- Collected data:
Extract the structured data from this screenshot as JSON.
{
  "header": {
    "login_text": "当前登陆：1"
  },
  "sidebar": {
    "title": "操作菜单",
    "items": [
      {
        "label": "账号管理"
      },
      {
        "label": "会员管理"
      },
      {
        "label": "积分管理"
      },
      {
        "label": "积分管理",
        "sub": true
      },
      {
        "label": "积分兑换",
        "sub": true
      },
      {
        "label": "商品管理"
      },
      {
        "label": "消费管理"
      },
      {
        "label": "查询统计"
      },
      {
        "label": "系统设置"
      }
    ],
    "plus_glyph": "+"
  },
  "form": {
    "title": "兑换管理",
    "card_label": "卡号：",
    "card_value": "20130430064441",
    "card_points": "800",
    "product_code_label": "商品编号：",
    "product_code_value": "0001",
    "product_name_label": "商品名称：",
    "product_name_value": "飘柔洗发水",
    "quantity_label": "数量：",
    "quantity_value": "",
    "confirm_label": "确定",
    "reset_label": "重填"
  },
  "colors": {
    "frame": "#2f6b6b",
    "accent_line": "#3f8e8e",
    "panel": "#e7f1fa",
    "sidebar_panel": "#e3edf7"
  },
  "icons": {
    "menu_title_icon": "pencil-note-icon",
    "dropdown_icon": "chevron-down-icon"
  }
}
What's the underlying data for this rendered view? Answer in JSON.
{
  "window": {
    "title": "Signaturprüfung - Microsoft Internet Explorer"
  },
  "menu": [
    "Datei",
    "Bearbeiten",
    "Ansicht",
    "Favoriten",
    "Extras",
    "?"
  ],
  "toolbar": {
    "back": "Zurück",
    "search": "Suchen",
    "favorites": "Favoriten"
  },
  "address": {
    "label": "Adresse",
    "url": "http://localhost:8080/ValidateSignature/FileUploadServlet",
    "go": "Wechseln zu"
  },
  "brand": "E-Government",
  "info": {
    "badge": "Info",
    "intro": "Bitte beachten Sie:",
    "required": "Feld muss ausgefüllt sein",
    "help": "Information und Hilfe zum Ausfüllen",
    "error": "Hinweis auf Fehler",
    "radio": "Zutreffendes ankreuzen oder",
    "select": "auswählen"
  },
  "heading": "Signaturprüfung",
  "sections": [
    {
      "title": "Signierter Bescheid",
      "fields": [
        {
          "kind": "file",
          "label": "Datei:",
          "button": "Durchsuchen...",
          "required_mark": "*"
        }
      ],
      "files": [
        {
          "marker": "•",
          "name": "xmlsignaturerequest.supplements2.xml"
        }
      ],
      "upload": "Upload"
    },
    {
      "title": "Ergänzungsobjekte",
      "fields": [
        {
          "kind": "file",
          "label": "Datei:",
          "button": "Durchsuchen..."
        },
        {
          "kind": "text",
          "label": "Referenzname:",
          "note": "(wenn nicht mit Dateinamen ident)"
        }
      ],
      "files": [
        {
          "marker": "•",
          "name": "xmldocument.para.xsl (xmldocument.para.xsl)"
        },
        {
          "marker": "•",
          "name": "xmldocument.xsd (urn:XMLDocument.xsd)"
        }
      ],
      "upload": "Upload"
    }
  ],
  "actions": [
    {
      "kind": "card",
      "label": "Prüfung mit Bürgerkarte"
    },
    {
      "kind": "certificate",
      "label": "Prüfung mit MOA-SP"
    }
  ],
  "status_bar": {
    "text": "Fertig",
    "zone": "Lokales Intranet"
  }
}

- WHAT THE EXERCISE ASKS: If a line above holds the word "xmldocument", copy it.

- OUTPUT OF THE EXERCISE:
          "name": "xmldocument.para.xsl (xmldocument.para.xsl)"
          "name": "xmldocument.xsd (urn:XMLDocument.xsd)"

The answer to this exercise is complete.